• [TASK BRIEF]
Keep each entry exactly as written when you repeat it, and skip the images.

• [EXERCISE DATA]
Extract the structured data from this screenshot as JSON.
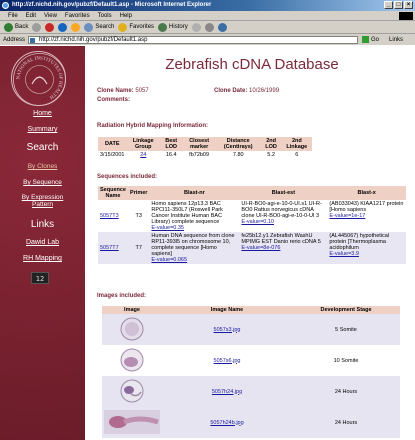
{
  "window": {
    "title": "http://zf.nichd.nih.gov/pubzf/Default1.asp - Microsoft Internet Explorer",
    "buttons": [
      "_",
      "□",
      "×"
    ]
  },
  "menu": [
    "File",
    "Edit",
    "View",
    "Favorites",
    "Tools",
    "Help"
  ],
  "toolbar": {
    "back": "Back",
    "search": "Search",
    "favorites": "Favorites",
    "history": "History"
  },
  "address": {
    "label": "Address",
    "url": "http://zf.nichd.nih.gov/pubzf/Default1.asp",
    "go": "Go",
    "links": "Links"
  },
  "sidebar": {
    "seal_text": "NATIONAL INSTITUTES OF HEALTH",
    "home": "Home",
    "summary": "Summary",
    "search": "Search",
    "by_clones": "By Clones",
    "by_sequence": "By Sequence",
    "by_expression": "By Expression Pattern",
    "links": "Links",
    "dawid_lab": "Dawid Lab",
    "rh_mapping": "RH Mapping",
    "counter": "12"
  },
  "page": {
    "title": "Zebrafish cDNA Database",
    "clone_name_label": "Clone Name:",
    "clone_name": "5057",
    "clone_date_label": "Clone Date:",
    "clone_date": "10/26/1999",
    "comments_label": "Comments:"
  },
  "rh": {
    "heading": "Radiation Hybrid Mapping Information:",
    "headers": [
      "DATE",
      "Linkage Group",
      "Best LOD",
      "Closest marker",
      "Distance (Centirays)",
      "2nd LOD",
      "2nd Linkage"
    ],
    "row": [
      "3/15/2001",
      "24",
      "16.4",
      "fb72b09",
      "7.80",
      "5.2",
      "6"
    ]
  },
  "sequences": {
    "heading": "Sequences included:",
    "headers": [
      "Sequence Name",
      "Primer",
      "Blast-nr",
      "Blast-est",
      "Blast-x"
    ],
    "rows": [
      {
        "name": "5057T3",
        "primer": "T3",
        "nr": "Homo sapiens 12p13.3 BAC RPCI11-350L7 (Roswell Park Cancer Institute Human BAC Library) complete sequence",
        "nr_e": "E-value=0.35",
        "est": "UI-R-BO0-agi-e-10-0-UI.s1 UI-R-BO0 Rattus norvegicus cDNA clone UI-R-BO0-agi-e-10-0-UI 3",
        "est_e": "E-value=0.10",
        "x": "(AB033043) KIAA1217 protein [Homo sapiens",
        "x_e": "E-value=1e-17"
      },
      {
        "name": "5057T7",
        "primer": "T7",
        "nr": "Human DNA sequence from clone RP11-393l5 on chromosome 10, complete sequence [Homo sapiens]",
        "nr_e": "E-value=0.065",
        "est": "fe25b12.y1 Zebrafish WashU MPIMG EST Danio rerio cDNA 5",
        "est_e": "E-value=8e-076",
        "x": "(AL445067) hypothetical protein [Thermoplasma acidophilum",
        "x_e": "E-value=3.9"
      }
    ]
  },
  "images": {
    "heading": "Images included:",
    "headers": [
      "Image",
      "Image Name",
      "Development Stage"
    ],
    "rows": [
      {
        "name": "5057s3.jpg",
        "stage": "5 Somite"
      },
      {
        "name": "5057s6.jpg",
        "stage": "10 Somite"
      },
      {
        "name": "5057h24.jpg",
        "stage": "24 Hours"
      },
      {
        "name": "5057h24b.jpg",
        "stage": "24 Hours"
      }
    ]
  },
  "colors": {
    "sidebar": "#7a2230",
    "accent": "#7b2a3a",
    "header_bg": "#efd0c4",
    "link": "#1a1aa0"
  }
}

• [OUTPUT OF THE EXERCISE]
Extract the structured data from this screenshot as JSON.
{
  "window": {
    "title": "http://zf.nichd.nih.gov/pubzf/Default1.asp - Microsoft Internet Explorer",
    "buttons": [
      "_",
      "□",
      "×"
    ]
  },
  "menu": [
    "File",
    "Edit",
    "View",
    "Favorites",
    "Tools",
    "Help"
  ],
  "toolbar": {
    "back": "Back",
    "search": "Search",
    "favorites": "Favorites",
    "history": "History"
  },
  "address": {
    "label": "Address",
    "url": "http://zf.nichd.nih.gov/pubzf/Default1.asp",
    "go": "Go",
    "links": "Links"
  },
  "sidebar": {
    "seal_text": "NATIONAL INSTITUTES OF HEALTH",
    "home": "Home",
    "summary": "Summary",
    "search": "Search",
    "by_clones": "By Clones",
    "by_sequence": "By Sequence",
    "by_expression": "By Expression Pattern",
    "links": "Links",
    "dawid_lab": "Dawid Lab",
    "rh_mapping": "RH Mapping",
    "counter": "12"
  },
  "page": {
    "title": "Zebrafish cDNA Database",
    "clone_name_label": "Clone Name:",
    "clone_name": "5057",
    "clone_date_label": "Clone Date:",
    "clone_date": "10/26/1999",
    "comments_label": "Comments:"
  },
  "rh": {
    "heading": "Radiation Hybrid Mapping Information:",
    "headers": [
      "DATE",
      "Linkage Group",
      "Best LOD",
      "Closest marker",
      "Distance (Centirays)",
      "2nd LOD",
      "2nd Linkage"
    ],
    "row": [
      "3/15/2001",
      "24",
      "16.4",
      "fb72b09",
      "7.80",
      "5.2",
      "6"
    ]
  },
  "sequences": {
    "heading": "Sequences included:",
    "headers": [
      "Sequence Name",
      "Primer",
      "Blast-nr",
      "Blast-est",
      "Blast-x"
    ],
    "rows": [
      {
        "name": "5057T3",
        "primer": "T3",
        "nr": "Homo sapiens 12p13.3 BAC RPCI11-350L7 (Roswell Park Cancer Institute Human BAC Library) complete sequence",
        "nr_e": "E-value=0.35",
        "est": "UI-R-BO0-agi-e-10-0-UI.s1 UI-R-BO0 Rattus norvegicus cDNA clone UI-R-BO0-agi-e-10-0-UI 3",
        "est_e": "E-value=0.10",
        "x": "(AB033043) KIAA1217 protein [Homo sapiens",
        "x_e": "E-value=1e-17"
      },
      {
        "name": "5057T7",
        "primer": "T7",
        "nr": "Human DNA sequence from clone RP11-393l5 on chromosome 10, complete sequence [Homo sapiens]",
        "nr_e": "E-value=0.065",
        "est": "fe25b12.y1 Zebrafish WashU MPIMG EST Danio rerio cDNA 5",
        "est_e": "E-value=8e-076",
        "x": "(AL445067) hypothetical protein [Thermoplasma acidophilum",
        "x_e": "E-value=3.9"
      }
    ]
  },
  "images": {
    "heading": "Images included:",
    "headers": [
      "Image",
      "Image Name",
      "Development Stage"
    ],
    "rows": [
      {
        "name": "5057s3.jpg",
        "stage": "5 Somite"
      },
      {
        "name": "5057s6.jpg",
        "stage": "10 Somite"
      },
      {
        "name": "5057h24.jpg",
        "stage": "24 Hours"
      },
      {
        "name": "5057h24b.jpg",
        "stage": "24 Hours"
      }
    ]
  },
  "colors": {
    "sidebar": "#7a2230",
    "accent": "#7b2a3a",
    "header_bg": "#efd0c4",
    "link": "#1a1aa0"
  }
}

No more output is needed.